Mouse Testing Section
These are the various tests we can consider doing.
- Paint Test
- CPI Divergence
- Perfect Control Speed
- Speed Related Accuracy Variance
- Polling Rate
- Input Lag
- Click Latency
Mouse Software Section
Once you’ve connected your Kova Pure you will be asked to download and install Roccat’s peripheral software Swarm. Don’t be too worried though as the software is actually quite decent and has a tonne of features and customary tools. The software will recognise your mouse and update the latest drivers if necessary after which you are a free to tweak, bind and customize most areas of your mouse. Set your DPI, polling rate and response time to whatever you please along with customizing the RGB zones to your desired effect. One of the best features of the software has to be the LOD tool which lets you alter how sensitive the mouse is when being picked off the mouse mat, especially useful for people with low sense who cover a lot of distance with the mouse. Further to this the Kova comes equipped with it’s own on board memory and can save your desired profile for on the fly usage. Basically Swarm has a tonne of features for total customization.

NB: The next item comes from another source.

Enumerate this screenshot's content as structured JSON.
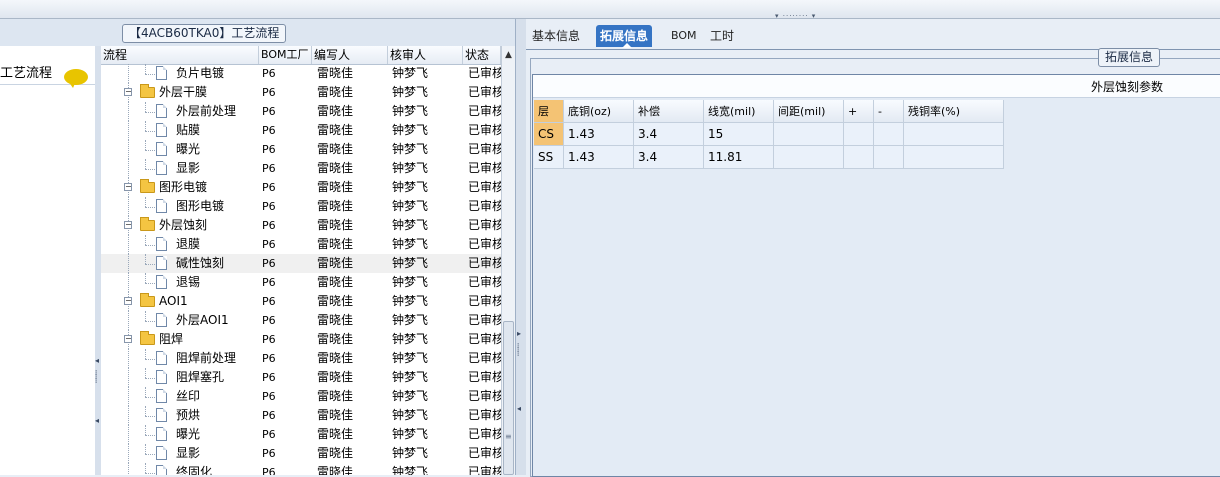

So to sum up, the guys at Roccat have once again created a mouse that looks like it’d fit right into a transformers movie. No surprises there. However what they have done with the RKP is try to cater to all gamers covering all game styles, all hand types and grip styles right down to what hand they play with. The stand out features for me have to be the sensor and the ambidextrous design which doesn’t sacrifice functionality. However it does let itself down with it’s poorly positioned buttons which are really only practical for MMO’s. So to conclude, if you’re looking for a decent gaming mouse at an affordable price which can function across most game types then the RKP might be the one for you. Alternatively, if you want something refined, feels great in your hand and is specifically targeting FPS I would be steering you towards the likes of Logitech G Pro or Razer’s Deathadder Elite.